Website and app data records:
>>>
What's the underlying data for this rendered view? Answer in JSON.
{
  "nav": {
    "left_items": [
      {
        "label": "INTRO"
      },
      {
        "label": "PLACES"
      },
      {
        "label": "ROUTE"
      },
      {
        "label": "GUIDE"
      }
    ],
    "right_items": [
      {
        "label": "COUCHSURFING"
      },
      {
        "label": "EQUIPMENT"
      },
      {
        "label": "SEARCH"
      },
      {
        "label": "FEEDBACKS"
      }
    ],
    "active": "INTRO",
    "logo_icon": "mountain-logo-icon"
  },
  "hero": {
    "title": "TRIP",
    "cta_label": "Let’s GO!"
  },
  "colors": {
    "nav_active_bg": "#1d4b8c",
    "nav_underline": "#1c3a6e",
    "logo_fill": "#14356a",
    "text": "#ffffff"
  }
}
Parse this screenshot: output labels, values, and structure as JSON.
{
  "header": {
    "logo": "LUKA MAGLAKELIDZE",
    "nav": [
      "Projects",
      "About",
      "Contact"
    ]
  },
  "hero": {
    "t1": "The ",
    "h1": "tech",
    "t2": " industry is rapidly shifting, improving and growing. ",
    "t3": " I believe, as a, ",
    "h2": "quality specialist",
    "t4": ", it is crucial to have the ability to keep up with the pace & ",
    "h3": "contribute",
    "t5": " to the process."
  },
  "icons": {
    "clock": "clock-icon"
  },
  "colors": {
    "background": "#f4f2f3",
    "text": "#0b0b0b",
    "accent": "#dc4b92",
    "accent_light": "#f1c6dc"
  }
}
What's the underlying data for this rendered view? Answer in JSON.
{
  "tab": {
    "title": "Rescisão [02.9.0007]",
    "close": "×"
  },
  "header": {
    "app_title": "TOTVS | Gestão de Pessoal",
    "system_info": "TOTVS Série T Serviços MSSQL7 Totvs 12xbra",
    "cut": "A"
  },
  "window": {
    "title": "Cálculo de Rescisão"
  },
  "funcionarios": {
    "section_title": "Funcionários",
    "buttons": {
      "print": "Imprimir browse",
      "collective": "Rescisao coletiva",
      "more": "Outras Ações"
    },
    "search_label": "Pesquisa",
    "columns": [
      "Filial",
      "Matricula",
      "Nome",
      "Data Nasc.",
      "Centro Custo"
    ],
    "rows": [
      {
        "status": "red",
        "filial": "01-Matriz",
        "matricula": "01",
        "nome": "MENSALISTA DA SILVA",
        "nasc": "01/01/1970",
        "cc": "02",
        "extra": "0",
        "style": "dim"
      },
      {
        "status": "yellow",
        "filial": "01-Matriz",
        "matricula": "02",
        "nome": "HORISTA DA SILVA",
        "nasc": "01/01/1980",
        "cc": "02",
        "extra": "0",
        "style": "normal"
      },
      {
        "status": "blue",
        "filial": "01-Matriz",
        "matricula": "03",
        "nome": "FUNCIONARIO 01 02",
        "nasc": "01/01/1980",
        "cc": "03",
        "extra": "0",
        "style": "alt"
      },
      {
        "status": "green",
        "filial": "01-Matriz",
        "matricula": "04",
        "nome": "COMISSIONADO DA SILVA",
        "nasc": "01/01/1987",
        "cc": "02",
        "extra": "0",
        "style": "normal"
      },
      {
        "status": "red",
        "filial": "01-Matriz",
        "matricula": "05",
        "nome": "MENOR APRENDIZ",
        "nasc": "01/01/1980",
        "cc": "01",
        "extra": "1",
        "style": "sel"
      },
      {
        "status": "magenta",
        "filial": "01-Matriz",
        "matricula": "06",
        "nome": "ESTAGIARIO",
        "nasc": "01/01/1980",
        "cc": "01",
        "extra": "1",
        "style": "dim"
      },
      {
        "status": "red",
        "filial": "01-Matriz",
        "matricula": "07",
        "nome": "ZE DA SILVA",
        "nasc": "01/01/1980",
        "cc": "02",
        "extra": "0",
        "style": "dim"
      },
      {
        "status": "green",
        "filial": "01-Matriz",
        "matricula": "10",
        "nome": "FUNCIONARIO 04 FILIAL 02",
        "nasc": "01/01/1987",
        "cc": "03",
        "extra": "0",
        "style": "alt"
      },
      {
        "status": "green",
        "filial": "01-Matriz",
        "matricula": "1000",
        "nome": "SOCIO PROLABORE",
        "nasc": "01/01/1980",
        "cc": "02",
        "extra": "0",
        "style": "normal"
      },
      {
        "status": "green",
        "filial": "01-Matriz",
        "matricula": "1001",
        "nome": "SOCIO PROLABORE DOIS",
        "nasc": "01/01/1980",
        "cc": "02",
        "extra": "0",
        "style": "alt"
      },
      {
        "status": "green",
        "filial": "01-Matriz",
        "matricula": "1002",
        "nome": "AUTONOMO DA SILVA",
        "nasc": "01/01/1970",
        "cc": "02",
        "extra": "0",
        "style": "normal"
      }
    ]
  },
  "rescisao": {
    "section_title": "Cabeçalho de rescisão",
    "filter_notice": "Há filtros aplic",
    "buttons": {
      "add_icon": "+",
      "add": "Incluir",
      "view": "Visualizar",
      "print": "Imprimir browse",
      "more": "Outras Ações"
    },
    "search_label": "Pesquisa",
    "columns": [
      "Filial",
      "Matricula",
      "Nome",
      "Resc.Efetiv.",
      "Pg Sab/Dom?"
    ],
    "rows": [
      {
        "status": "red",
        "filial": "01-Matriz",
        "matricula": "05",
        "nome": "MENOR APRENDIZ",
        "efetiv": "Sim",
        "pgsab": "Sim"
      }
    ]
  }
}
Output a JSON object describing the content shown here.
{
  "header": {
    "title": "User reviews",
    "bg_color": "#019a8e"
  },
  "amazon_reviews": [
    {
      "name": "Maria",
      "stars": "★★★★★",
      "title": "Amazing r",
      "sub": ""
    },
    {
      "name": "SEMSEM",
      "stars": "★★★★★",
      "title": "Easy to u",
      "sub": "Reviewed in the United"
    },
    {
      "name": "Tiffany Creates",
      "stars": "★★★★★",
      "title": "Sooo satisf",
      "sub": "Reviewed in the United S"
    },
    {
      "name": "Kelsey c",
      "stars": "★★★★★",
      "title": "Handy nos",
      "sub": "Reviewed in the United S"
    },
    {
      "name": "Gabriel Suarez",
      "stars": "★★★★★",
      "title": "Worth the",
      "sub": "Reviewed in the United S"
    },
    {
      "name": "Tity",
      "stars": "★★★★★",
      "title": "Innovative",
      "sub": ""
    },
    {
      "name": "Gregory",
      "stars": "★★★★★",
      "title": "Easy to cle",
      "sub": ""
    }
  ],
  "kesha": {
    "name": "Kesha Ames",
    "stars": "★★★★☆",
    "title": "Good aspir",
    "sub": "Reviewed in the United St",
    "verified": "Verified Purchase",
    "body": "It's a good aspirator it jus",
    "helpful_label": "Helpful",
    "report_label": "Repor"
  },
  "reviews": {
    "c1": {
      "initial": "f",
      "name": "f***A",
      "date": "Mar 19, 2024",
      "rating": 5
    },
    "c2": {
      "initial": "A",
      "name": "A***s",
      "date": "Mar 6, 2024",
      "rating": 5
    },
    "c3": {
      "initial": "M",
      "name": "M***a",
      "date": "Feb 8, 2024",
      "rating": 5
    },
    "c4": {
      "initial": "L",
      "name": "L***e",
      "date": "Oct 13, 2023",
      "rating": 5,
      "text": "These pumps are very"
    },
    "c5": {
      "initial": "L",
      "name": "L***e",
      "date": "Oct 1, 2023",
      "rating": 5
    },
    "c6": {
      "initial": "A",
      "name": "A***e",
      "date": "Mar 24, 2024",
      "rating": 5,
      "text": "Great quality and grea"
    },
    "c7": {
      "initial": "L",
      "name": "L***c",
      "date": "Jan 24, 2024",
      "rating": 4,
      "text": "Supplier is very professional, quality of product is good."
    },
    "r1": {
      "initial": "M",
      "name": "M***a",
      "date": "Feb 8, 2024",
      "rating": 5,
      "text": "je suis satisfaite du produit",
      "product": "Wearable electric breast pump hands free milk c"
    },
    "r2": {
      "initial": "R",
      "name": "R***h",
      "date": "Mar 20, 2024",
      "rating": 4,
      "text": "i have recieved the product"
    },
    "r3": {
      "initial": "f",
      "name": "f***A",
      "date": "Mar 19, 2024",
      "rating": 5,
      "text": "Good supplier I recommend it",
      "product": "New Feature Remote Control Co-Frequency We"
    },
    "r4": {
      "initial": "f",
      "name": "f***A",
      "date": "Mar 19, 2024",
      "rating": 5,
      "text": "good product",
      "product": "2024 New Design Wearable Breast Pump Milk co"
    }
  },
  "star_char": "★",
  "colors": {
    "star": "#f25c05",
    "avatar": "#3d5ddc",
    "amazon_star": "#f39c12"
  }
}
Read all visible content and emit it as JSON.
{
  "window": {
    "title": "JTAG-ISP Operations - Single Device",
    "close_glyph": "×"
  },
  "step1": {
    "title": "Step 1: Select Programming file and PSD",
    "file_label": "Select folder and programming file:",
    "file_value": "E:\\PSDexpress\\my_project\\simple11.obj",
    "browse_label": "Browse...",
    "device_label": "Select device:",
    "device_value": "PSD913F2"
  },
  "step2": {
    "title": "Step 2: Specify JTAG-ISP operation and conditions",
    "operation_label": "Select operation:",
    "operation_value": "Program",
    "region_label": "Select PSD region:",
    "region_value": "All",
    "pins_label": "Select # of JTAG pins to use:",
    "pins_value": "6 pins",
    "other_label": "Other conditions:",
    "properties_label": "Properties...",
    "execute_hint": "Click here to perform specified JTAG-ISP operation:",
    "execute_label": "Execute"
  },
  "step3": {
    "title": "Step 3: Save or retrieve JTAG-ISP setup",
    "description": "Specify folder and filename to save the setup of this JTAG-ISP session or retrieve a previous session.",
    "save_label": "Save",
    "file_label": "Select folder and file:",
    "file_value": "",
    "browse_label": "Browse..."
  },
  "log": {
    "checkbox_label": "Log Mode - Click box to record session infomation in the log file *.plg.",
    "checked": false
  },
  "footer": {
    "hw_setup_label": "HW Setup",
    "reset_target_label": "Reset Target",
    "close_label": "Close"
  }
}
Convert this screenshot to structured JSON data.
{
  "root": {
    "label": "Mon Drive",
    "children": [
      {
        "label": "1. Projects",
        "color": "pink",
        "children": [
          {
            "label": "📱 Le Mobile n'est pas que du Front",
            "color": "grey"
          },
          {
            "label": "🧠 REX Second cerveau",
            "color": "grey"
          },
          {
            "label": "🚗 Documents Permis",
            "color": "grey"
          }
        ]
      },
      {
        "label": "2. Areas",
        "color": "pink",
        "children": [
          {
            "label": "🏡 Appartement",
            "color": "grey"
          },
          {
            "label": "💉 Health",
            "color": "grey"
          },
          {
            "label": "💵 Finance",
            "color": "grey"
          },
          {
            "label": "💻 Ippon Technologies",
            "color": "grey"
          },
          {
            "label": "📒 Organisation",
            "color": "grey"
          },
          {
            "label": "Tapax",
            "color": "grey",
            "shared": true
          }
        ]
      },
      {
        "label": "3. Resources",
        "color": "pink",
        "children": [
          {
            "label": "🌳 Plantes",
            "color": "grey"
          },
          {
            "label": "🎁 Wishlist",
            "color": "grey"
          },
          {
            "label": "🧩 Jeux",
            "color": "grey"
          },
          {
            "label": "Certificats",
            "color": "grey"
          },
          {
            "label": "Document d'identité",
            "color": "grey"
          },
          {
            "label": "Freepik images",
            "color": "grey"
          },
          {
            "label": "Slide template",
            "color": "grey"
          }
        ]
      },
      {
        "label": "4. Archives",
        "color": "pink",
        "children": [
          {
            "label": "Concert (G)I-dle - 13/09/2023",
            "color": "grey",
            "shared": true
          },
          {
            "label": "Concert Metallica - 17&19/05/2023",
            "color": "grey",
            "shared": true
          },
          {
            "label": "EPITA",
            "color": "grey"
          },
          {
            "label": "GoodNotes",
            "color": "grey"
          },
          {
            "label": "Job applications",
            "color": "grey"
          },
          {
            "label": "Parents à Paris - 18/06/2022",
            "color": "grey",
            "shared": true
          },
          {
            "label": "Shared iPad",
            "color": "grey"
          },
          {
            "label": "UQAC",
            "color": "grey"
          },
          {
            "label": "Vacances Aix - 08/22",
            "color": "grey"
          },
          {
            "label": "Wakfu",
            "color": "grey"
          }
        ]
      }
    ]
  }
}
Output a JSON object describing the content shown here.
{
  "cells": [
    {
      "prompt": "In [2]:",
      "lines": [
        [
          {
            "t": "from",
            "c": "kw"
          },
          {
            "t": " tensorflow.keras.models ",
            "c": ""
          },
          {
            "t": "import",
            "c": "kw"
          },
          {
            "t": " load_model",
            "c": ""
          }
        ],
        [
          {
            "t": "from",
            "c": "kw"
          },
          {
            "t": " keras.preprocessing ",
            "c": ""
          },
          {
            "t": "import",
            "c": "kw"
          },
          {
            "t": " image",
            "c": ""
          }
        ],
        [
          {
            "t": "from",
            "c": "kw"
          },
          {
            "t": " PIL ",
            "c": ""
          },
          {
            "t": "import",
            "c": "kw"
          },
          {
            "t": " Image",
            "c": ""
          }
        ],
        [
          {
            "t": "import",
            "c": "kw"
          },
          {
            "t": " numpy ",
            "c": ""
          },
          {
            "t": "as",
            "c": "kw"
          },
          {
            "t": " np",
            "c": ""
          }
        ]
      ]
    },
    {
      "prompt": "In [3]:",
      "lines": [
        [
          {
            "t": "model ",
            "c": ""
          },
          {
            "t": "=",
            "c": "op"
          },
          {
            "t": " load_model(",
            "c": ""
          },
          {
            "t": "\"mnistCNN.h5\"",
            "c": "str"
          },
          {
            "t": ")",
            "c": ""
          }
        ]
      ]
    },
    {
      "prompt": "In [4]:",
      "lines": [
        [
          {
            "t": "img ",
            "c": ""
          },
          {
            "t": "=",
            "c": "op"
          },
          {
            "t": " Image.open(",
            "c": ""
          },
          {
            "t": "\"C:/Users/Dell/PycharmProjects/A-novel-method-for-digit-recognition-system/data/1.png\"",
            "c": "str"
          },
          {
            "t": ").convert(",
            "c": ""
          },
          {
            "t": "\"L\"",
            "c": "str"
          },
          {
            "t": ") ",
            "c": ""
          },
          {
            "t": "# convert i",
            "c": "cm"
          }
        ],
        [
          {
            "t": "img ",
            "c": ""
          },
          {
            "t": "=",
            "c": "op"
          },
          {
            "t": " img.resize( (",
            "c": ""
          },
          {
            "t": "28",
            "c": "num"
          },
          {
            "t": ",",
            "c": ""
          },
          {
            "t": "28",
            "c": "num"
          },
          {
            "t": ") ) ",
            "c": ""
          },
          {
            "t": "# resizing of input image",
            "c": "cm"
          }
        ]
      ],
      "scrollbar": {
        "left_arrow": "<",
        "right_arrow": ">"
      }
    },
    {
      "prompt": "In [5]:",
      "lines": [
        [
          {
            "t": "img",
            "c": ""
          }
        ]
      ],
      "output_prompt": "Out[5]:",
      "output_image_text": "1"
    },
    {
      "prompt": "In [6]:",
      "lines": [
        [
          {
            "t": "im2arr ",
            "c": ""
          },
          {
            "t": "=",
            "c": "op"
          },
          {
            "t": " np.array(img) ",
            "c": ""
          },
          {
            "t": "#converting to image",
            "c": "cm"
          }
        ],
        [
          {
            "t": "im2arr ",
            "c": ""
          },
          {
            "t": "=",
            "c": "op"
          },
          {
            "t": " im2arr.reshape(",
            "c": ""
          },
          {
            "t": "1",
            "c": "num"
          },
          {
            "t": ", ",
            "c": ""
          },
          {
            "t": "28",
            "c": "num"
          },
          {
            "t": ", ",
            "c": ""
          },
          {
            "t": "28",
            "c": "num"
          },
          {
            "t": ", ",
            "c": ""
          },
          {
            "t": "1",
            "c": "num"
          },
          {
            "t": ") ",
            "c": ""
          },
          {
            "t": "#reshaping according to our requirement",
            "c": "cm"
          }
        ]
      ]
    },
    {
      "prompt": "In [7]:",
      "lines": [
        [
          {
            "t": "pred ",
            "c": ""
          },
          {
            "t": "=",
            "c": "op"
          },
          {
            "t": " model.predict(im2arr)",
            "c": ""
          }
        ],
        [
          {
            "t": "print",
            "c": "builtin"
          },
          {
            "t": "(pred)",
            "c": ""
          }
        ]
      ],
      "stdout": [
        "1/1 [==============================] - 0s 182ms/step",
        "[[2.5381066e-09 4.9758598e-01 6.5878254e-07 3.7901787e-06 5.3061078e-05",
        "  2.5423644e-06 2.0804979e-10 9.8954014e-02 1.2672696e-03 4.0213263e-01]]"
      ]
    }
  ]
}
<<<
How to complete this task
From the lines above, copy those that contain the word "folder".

Answer to the problem
    "file_label": "Select folder and programming file:",
    "description": "Specify folder and filename to save the setup of this JTAG-ISP session or retrieve a previous session.",
    "file_label": "Select folder and file:",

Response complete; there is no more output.